**PROBLEM DETAILS**
Give the entries again exactly as they appear, but without the images.

--- PROVIDED MATERIAL ---

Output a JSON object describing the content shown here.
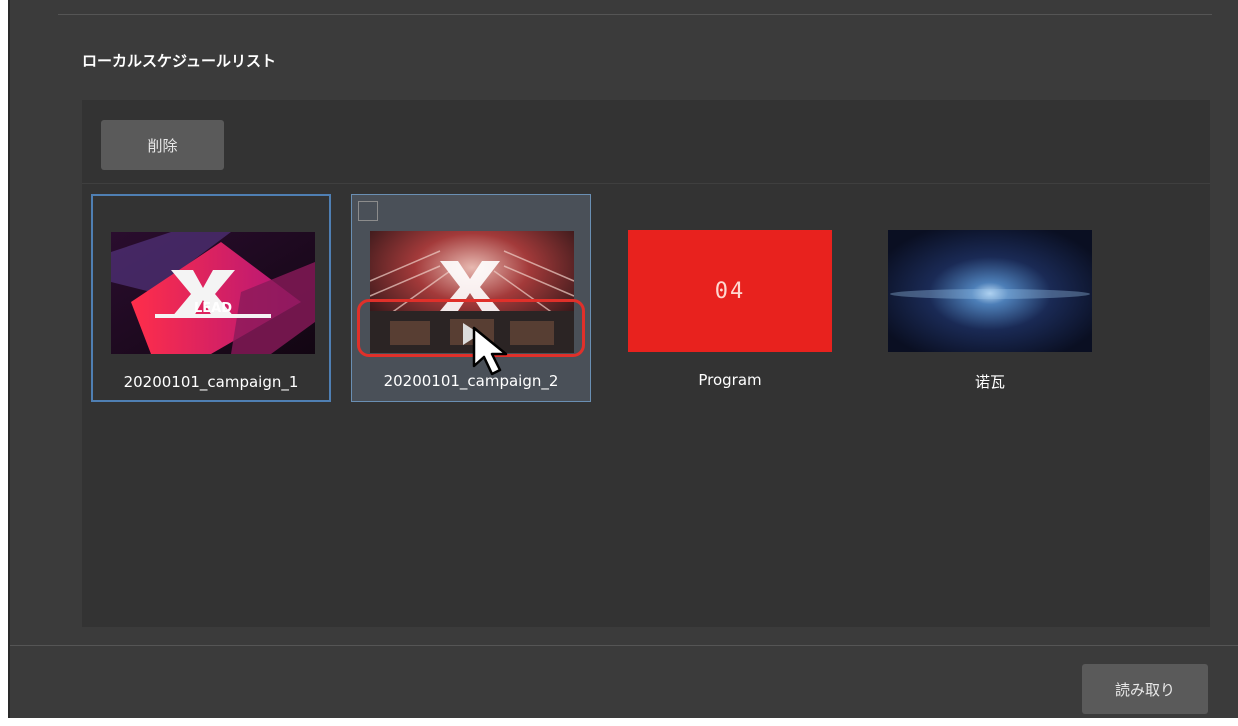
{
  "section": {
    "title": "ローカルスケジュールリスト"
  },
  "toolbar": {
    "delete_label": "削除"
  },
  "items": [
    {
      "name": "20200101_campaign_1",
      "thumb_text": "LEAD",
      "selected": true
    },
    {
      "name": "20200101_campaign_2",
      "selected": true,
      "checkbox_checked": false
    },
    {
      "name": "Program",
      "thumb_text": "04",
      "thumb_color": "#e8221e"
    },
    {
      "name": "诺瓦"
    }
  ],
  "footer": {
    "read_label": "読み取り"
  },
  "colors": {
    "panel_bg": "#3b3b3b",
    "list_bg": "#333333",
    "button_bg": "#5a5a5a",
    "selection_border": "#4f7fb3",
    "highlight_red": "#e0302a"
  }
}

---

**WRITTEN REPLY**
Output a JSON object describing the content shown here.
{
  "section": {
    "title": "ローカルスケジュールリスト"
  },
  "toolbar": {
    "delete_label": "削除"
  },
  "items": [
    {
      "name": "20200101_campaign_1",
      "thumb_text": "LEAD",
      "selected": true
    },
    {
      "name": "20200101_campaign_2",
      "selected": true,
      "checkbox_checked": false
    },
    {
      "name": "Program",
      "thumb_text": "04",
      "thumb_color": "#e8221e"
    },
    {
      "name": "诺瓦"
    }
  ],
  "footer": {
    "read_label": "読み取り"
  },
  "colors": {
    "panel_bg": "#3b3b3b",
    "list_bg": "#333333",
    "button_bg": "#5a5a5a",
    "selection_border": "#4f7fb3",
    "highlight_red": "#e0302a"
  }
}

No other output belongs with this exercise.